Cover image for Contemporary intellectual assessment : theories, tests, and issues
Title:
Contemporary intellectual assessment : theories, tests, and issues
Author:
Flanagan, Dawn P.
Publication Information:
New York : Guilford Press, [1997]

©1997
Physical Description:
xvi, 598 pages : illustrations ; 26 cm
Language:
English
ISBN:
9781572301474
Format :
Book

Available:*

Library
Call Number
Material Type
Home Location
Status
Central Library BF431 .C66 1997 Adult Non-Fiction Non-Fiction Area
Searching...

On Order

Summary

Summary

In recent years, traditional theories of intelligence and measures of intellectual functioning have come under increased scrutiny by practitioners and researchers seeking a broader understanding of cognitive abilities and personal competence, enhanced diagnostic and treatment utility, and a more culturally sensitive practice. Toward these ends, many new assessment instruments and techniques have been developed and new and revised theories of intelligence have emerged. Bringing professionals up to date with these advances, this unique volume provides a comprehensive conceptual and practical overview of the current state of the art of intellectual assessment. Bridging the gap between applied intelligence testing and the latest in cognitive science, the book covers major theories of intelligence, methods of assessing human cognitive abilities, and issues related to the validity and utility of current test batteries. Contributing authors, who include leading theorists, researchers, and scientist-practitioners, as well as many of the test developers themselves, give special attention to ways in which emerging conceptions of intelligence diverge from traditional paradigms. Taken together, the chapters provide the knowledge needed to effectively use new batteries and to make up-to-date, empirically supported interpretations of older tests.
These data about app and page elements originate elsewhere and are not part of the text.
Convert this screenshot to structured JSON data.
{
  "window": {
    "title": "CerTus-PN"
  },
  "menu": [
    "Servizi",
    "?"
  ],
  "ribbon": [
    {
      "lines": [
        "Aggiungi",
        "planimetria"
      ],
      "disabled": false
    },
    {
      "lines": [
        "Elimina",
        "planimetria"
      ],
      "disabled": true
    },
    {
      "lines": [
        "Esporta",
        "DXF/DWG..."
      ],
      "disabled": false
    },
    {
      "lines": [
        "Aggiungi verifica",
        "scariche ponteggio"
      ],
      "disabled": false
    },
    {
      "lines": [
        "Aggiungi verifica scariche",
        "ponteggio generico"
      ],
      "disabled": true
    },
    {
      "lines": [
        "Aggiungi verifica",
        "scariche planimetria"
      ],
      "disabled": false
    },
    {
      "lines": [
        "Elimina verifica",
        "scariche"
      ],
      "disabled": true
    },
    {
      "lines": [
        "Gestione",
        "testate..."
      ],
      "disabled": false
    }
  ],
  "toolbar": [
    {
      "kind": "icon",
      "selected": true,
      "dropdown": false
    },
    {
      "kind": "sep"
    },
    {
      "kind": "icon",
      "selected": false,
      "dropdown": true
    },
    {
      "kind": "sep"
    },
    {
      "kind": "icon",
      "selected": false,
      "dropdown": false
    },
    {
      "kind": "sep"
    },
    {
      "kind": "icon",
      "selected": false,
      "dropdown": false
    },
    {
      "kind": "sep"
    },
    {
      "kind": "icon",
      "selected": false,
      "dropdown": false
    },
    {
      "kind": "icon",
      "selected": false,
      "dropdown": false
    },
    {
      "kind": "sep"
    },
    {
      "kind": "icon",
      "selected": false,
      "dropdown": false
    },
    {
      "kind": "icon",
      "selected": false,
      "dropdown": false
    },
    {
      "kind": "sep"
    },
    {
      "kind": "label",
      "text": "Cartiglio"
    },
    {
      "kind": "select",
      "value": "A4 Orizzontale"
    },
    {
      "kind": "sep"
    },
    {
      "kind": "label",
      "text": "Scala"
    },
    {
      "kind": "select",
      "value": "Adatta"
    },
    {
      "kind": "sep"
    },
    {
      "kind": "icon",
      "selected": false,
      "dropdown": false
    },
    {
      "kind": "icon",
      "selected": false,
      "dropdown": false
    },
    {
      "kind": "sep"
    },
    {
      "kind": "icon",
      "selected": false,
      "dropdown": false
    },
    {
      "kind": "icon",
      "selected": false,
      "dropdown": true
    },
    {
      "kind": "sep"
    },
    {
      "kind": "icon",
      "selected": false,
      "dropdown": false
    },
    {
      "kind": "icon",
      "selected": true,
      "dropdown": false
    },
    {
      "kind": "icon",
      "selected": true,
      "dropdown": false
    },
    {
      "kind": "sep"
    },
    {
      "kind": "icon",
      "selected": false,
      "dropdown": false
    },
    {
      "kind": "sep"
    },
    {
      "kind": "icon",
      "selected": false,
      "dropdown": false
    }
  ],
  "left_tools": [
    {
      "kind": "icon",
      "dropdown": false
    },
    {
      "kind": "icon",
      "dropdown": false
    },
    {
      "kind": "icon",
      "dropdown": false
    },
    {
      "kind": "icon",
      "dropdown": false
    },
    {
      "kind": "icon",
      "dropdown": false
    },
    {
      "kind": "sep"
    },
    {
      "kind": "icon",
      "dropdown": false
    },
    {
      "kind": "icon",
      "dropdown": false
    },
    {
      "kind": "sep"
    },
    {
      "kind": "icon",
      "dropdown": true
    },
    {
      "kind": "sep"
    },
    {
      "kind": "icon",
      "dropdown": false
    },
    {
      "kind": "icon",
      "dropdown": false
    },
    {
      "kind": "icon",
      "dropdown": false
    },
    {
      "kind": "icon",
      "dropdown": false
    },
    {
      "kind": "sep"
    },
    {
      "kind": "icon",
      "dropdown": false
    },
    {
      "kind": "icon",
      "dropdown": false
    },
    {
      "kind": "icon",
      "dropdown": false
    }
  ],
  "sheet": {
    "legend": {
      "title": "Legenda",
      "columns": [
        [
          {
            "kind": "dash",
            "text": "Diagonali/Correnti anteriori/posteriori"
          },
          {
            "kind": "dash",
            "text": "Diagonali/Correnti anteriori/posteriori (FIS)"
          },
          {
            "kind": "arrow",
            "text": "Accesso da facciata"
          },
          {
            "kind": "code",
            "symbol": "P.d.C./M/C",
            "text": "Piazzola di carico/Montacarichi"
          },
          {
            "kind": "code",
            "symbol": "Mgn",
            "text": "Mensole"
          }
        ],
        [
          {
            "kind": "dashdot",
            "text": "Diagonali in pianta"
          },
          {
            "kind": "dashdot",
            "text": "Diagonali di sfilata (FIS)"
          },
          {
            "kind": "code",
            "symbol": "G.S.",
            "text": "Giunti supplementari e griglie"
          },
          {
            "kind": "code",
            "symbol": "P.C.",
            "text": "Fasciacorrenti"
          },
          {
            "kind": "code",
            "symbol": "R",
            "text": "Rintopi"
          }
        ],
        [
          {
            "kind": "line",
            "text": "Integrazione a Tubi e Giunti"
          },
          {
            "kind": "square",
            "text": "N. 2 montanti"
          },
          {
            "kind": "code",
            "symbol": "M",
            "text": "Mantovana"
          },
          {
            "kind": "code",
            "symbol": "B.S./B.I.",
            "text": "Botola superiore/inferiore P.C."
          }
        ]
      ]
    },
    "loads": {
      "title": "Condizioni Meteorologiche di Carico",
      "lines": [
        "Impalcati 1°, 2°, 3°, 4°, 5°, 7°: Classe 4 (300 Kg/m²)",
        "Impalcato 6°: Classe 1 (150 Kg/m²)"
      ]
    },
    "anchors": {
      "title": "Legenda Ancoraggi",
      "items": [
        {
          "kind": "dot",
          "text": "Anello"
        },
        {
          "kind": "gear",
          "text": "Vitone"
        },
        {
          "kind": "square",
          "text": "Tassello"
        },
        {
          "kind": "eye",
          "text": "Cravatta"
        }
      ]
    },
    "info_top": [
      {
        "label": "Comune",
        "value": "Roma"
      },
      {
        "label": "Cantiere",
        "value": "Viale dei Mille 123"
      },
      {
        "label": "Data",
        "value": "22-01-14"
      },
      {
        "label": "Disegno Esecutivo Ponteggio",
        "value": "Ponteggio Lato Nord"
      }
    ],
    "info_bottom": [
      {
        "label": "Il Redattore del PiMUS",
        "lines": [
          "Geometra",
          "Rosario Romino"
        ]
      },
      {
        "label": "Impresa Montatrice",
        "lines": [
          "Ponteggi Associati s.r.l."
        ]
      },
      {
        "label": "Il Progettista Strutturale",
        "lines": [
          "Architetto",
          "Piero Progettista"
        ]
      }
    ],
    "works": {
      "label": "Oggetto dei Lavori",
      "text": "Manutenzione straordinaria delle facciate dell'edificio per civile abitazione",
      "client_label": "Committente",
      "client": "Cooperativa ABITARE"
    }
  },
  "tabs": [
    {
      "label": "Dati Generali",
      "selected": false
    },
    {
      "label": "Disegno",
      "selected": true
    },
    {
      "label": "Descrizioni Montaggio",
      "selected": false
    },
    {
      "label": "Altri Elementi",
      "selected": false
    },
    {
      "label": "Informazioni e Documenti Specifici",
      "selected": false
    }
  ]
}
Author Notes

Dawn P. Flanagan, Ph.D., an Assistant Professor of School Psychology at St. John's University in New York, conducts research on intelligence, psychoeducational and preschool assessment, and professional issues in school psychology. Widely published, she serves on the editorial boards of the Journal of Psychoeducational Assessment and School Psychology Review and is past president of the New York State Psychological Association's School Division.

Judy L. Genshaft, Ph.D., is the Interim Vice President for Academic Affairs at the University at Albany, State University of New York. She has edited two books and written numerous journal articles and book chapters. A licensed psychologist who is on the editorial board of School Psychology Review, she has received several awards and honors for her contributions to the National Association of School Psychologists.

Patti L. Harrison, Ph.D., a Professor in the Educational and School Psychology Program and Assistant Dean of the Graduate School at the University of Alabama, has conducted extensive research on intelligence, adaptive behavior, and preschool assessment. Widely published, she is Editor of School Psychology Review , an editorial board member for several journals, a past-chair of the NASP Children's Services Committee, and a past Vice President of Publications, Communications, and Convention Affairs for APA's Division of School Psychology.


Reviews 1

Choice Review

Editors Flanagan, Genshaft, and Harrison present some 25 essays related to the assessment of intellectual skills. Older theories of intelligence are reviewed and newer theories are presented. Heavy emphasis is placed on individual tests designed to assess the intelligence of special populations and preschoolers. Noticeably absent are presentations relative to group tests of intellectual skills: e.g., the Otis-Lennon School Ability Test, the Cognitive Abilities Test, the Scholastic Aptitude Test, the Graduate Record Exam, the Armed Services Vocational Aptitude Test Battery, and the General Aptitude Test Battery. Appropriate concerns relative to profile analysis of current tests and to the need for research on the newer tests are presented. Suggestions for improving the training of individuals interested in intellectual assessment are discussed. Appendixes include ethical guidelines appropriate for individuals using tests. Recommended for academic institutions that collect in clinical and/or school psychology. Graduate students through professionals. O. L. Crowell; Tennessee Technological University


Google Preview